It took some time for the group to grow into a worldwide phenomenon, but they did. The Fisk Jubilee Singers endured a lot of bigotry and suffered indignities during their travels. But they also touched a lot of hearts. Their music let everyone know of the humanity of the enslaved. By singing, they preserved the songs and they captured the genius of those unknown composers and lyricists of the music. They also built Jubilee Hall on the campus of Fisk University. You can click the link to see it.
I have linked the tracks of The Gift of Song singing “Ride the Chariot” and “Don’t be Weary Traveller” here.
When my character, March Smithson is called upon to make a sacrifice for Milford College, she resists. But when mysterious new teacher Julian Lewis asks her, how long will she be able to hold out?
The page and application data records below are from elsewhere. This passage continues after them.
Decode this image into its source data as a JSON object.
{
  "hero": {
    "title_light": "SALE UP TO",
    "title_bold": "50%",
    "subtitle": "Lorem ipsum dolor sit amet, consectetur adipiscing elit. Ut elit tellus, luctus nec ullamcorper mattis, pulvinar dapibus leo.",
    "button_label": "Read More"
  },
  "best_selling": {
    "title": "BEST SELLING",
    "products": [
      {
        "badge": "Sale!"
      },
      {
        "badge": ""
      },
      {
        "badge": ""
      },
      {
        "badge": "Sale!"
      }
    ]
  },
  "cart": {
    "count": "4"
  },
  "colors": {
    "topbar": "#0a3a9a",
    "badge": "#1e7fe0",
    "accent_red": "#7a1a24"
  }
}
The Songbird’s Stand releases this spring.
The play, A Raisin in the Sun, is a piece of Black literature that is a strong part of my DNA. I grew up quoting from it. My family would reenact parts of it, we had seen the Sidney Poitier movie way too many times, and every time it came to town in one form or another (play, or the musical called—Raisin!) we would go see it. It never occurred to me as I grew up that the play reflected an author’s quest to tell a universally true story. That was something I learned about later, as a scholar, when I learned about the wonder that was Lorraine Hansberry.
Lorraine Hansberry lived only 34 years. She wears this look on her face a lot of the time as if she just doesn’t care what you think of her. Before she became the first Black woman playwright on Broadway and to win the National Critics Circle Award, she was an activist and pushed hard for Civil Rights for African Americans. She wrote for Paul Robeson’s progressive newspaper and for other liberal papers, outing herself as a lesbian in the 1950’s but again: She didn’t care what you thought. She even married a Jewish man but divorced him a few years later. Maybe he got on her nerves. She packed a whole lot of living into those 34 short years and left behind that great legacy of A Raisin in the Sun.
Hansberry came by her tenacity honestly. A Raisin in the Sun is based on her family’s story of what happened when they attempted to improve their lives in the 1930’s and tried to move to an all-white community. They stayed in the house and refused to move, even when their neighbors attacked them. Their situation became the basis of a Supreme Court case, Hansberry v. Lee. Hansberry had the nerve to take the ire of their neighbors and turn it into a Broadway success. The play that lives is an example of how universal a story can be. Her tenaciousness and just plain guts reminds me of what it takes to show that one struggle can stand in place for the struggle we all face in this tumult we call life.
In the midst of these calls for diversity in publishing, I needed Lorraine Hansberry to uplift me and remind me that each day is precious and to make each day count for something in this life. I hope she inspires you to do the same.